Our SOLARS [Supporting Our Ladies and Reducing Stress to Prevent Preterm Birth] project, conceived by Monica McLemore and now co-led by Laura Jelliffe-Pawlowski and Brittany Chambers, is an intensive longitudinal study aimed at understanding how racism, intimate partner violence, pregnancy-related anxiety and other chronic stressors affect biological pathways to impact gestational duration and preterm birth. Past studies usually focused only on one dimension – either the biological, the psychological or the environment – but [McLemore’s] novel pilot work showed that respecting and integrating women’s questions and needs into study design can lead to women enthusiastically participating in a study that requires a lot of effort from them – because they want the answers too. Now we have launched the full study of 500 women in Oakland – with a research team that is largely from the community – and we believe this study will uncover the links among personal experience, the environment and women’s biology and ultimately lead to better ways to predict and prevent preterm birth.

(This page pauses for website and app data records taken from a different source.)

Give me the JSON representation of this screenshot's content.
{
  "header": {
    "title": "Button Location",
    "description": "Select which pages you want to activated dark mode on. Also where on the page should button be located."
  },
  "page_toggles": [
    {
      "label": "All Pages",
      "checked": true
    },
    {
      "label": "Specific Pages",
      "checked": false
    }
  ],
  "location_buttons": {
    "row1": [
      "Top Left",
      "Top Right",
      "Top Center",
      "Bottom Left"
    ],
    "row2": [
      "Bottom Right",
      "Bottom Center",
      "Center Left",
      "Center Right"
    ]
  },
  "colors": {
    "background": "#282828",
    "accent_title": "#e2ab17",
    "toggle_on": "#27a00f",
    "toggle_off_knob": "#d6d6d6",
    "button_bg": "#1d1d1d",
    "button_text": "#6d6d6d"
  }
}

Similarly, in our Glow! trial, in Fresno, we have worked very closely with women in that community to create a demonstration project of group prenatal care with wraparound support services for pregnant women, as well as supports for providers to make it more feasible to offer group prenatal care to their clients. If we find that this package of interventions is feasible, we should be able to improve the rates of preterm birth and the outcomes for infants born too soon or too small.

Another thing that’s been really exciting is our Collective Impact effort, which tests the hypothesis that cross-sector partnerships and system-level change can reduce the rate of preterm birth and address persistent disparities. In Fresno and San Francisco, we’ve brought mothers with lived experience of preterm birth and leaders in health care, social services, education, business, transportation and others to the same table to learn about the problem and discuss how we can align and develop different ways of working together to tackle this problem. An example of the power of this approach is how San Francisco’s effort, called Expecting Justice, was instrumental in securing funding through different sources to provide a doula for every pregnant African American and Pacific Islander woman in San Francisco; they are the women most at risk for preterm birth and poor outcomes in the city.

Through these projects and many others, we are hopeful that we are building a movement that brings people on board who are passionate about reducing health inequities and willing to take on the preterm birth challenge. We have learned so much already and are already starting to see the positive impact of this new approach to research.